Boyd suggests adopting a standardized system for grading radiographs that is used in Germany for pre-purchase exams of horses sold at auction. However, both Dr. Best and Dr. Bell note that such a system is not adaptable for a North American market. According to Dr. Best, the German pre-purchase examinations are standardized because they have financial and legal implications for the parties involved; this is not the case in Canada or the US*. “One thing that has changed over the years is that people are now intending to keep their horses for life, so they want to be sure they have a horse they can enjoy for life,” says Dr. Bell. “Is that unrealistic? It may be in some circumstances,” she adds.
What this does mean for pre-purchase exams is that buyers may be less accepting of problems on radiographs than they may have been in the past. It is entirely dependent on the buyer – Dr. Bell has also seen instances where buyers have accepted horses with large problems, knowing that their career may be cut short. “A buyer might say this horse can win in the short term and I’d like to win. The breeding could be excellent and that buyer might not be able to afford a horse like that without a problem, so they are happy to maintain that problem,” she says.
Another thing that sellers must keep in mind is that veterinarians conduct pre-purchase exams in relation to the buyer – the buyer’s intended use for the horse, the buyer’s aversion to risk and the buyer’s financial situation all come into play. “Veterinarians never do pre-purchase exams in a bell jar,” says Dr. Best.
No more “pass” or “fail”
Dr. Bell adds that a marked change in the pre-purchase exam over the last 40 years is that a veterinarian no longer “passes” or “fails” a horse. “The veterinarian provides information regarding the physical status of the horse and this becomes a part of the purchaser’s decision as to whether to buy the horse.”
While Gould and Boyd both hope that changes will be made to the current system, they are aware of the challenges. “At the end of the panel discussion we had a better appreciation of the difficulty in standardizing (readings on radiographs). You have differences between disciplines – higher stress areas for different sports, for example, and you have different breeds. So these things can’t be as standardized as we might like them to be,” Gould says.
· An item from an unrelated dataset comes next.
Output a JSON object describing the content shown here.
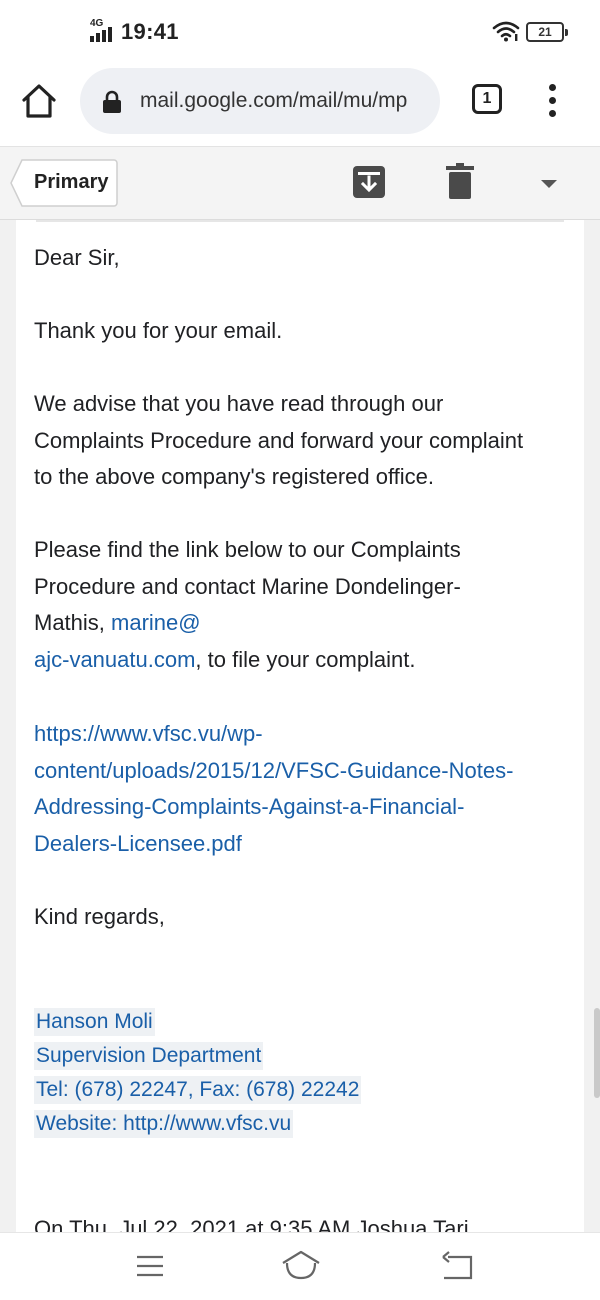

For now, Gould says that the best thing buyers can do is ask questions about their veterinarian’s experience in performing pre-purchase exams. “As horse owners, we should learn as much as we can about the background of the vet that we’re choosing to do pre-purchase exams,” he says.
“There’s very little veterinarians can do to improve how a seller feels about a pre-purchase exam, because the seller isn’t our client,” explains Dr. Best. “For buyers, you should ask questions of your veterinarians, have an idea of what you want out of the exam and communicate that to the veterinarian.”